> WHAT IS NEEDED
Copy the records below character for character.

Component data from apps and pages
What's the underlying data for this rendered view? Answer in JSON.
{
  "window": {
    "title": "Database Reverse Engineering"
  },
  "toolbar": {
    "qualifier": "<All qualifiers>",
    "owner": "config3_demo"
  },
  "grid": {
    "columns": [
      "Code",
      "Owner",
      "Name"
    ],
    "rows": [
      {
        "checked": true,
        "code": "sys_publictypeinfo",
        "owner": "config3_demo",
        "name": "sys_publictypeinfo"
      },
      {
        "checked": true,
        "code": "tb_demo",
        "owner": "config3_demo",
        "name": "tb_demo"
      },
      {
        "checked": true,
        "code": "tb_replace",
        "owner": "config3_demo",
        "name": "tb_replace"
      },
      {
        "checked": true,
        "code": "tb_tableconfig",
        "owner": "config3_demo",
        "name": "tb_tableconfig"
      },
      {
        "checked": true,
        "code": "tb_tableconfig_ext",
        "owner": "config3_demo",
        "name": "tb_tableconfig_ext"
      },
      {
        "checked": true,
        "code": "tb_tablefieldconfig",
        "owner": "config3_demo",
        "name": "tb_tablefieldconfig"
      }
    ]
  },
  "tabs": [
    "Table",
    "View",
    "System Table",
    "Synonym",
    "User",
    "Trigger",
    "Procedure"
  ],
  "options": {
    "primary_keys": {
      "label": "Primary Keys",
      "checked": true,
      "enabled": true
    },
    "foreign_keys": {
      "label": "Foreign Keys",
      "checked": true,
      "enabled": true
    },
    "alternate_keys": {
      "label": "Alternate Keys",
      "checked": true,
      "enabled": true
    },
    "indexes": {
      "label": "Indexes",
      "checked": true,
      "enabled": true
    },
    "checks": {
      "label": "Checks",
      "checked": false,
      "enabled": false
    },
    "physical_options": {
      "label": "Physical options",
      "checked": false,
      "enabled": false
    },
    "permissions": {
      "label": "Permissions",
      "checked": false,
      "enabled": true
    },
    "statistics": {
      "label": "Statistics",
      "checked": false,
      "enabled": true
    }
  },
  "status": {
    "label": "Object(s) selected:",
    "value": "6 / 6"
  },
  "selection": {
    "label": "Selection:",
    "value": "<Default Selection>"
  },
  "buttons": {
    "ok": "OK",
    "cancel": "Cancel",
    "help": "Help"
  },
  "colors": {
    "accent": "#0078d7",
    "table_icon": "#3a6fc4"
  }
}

> TASK OUTPUT
What's the underlying data for this rendered view? Answer in JSON.
{
  "window": {
    "title": "Database Reverse Engineering"
  },
  "toolbar": {
    "qualifier": "<All qualifiers>",
    "owner": "config3_demo"
  },
  "grid": {
    "columns": [
      "Code",
      "Owner",
      "Name"
    ],
    "rows": [
      {
        "checked": true,
        "code": "sys_publictypeinfo",
        "owner": "config3_demo",
        "name": "sys_publictypeinfo"
      },
      {
        "checked": true,
        "code": "tb_demo",
        "owner": "config3_demo",
        "name": "tb_demo"
      },
      {
        "checked": true,
        "code": "tb_replace",
        "owner": "config3_demo",
        "name": "tb_replace"
      },
      {
        "checked": true,
        "code": "tb_tableconfig",
        "owner": "config3_demo",
        "name": "tb_tableconfig"
      },
      {
        "checked": true,
        "code": "tb_tableconfig_ext",
        "owner": "config3_demo",
        "name": "tb_tableconfig_ext"
      },
      {
        "checked": true,
        "code": "tb_tablefieldconfig",
        "owner": "config3_demo",
        "name": "tb_tablefieldconfig"
      }
    ]
  },
  "tabs": [
    "Table",
    "View",
    "System Table",
    "Synonym",
    "User",
    "Trigger",
    "Procedure"
  ],
  "options": {
    "primary_keys": {
      "label": "Primary Keys",
      "checked": true,
      "enabled": true
    },
    "foreign_keys": {
      "label": "Foreign Keys",
      "checked": true,
      "enabled": true
    },
    "alternate_keys": {
      "label": "Alternate Keys",
      "checked": true,
      "enabled": true
    },
    "indexes": {
      "label": "Indexes",
      "checked": true,
      "enabled": true
    },
    "checks": {
      "label": "Checks",
      "checked": false,
      "enabled": false
    },
    "physical_options": {
      "label": "Physical options",
      "checked": false,
      "enabled": false
    },
    "permissions": {
      "label": "Permissions",
      "checked": false,
      "enabled": true
    },
    "statistics": {
      "label": "Statistics",
      "checked": false,
      "enabled": true
    }
  },
  "status": {
    "label": "Object(s) selected:",
    "value": "6 / 6"
  },
  "selection": {
    "label": "Selection:",
    "value": "<Default Selection>"
  },
  "buttons": {
    "ok": "OK",
    "cancel": "Cancel",
    "help": "Help"
  },
  "colors": {
    "accent": "#0078d7",
    "table_icon": "#3a6fc4"
  }
}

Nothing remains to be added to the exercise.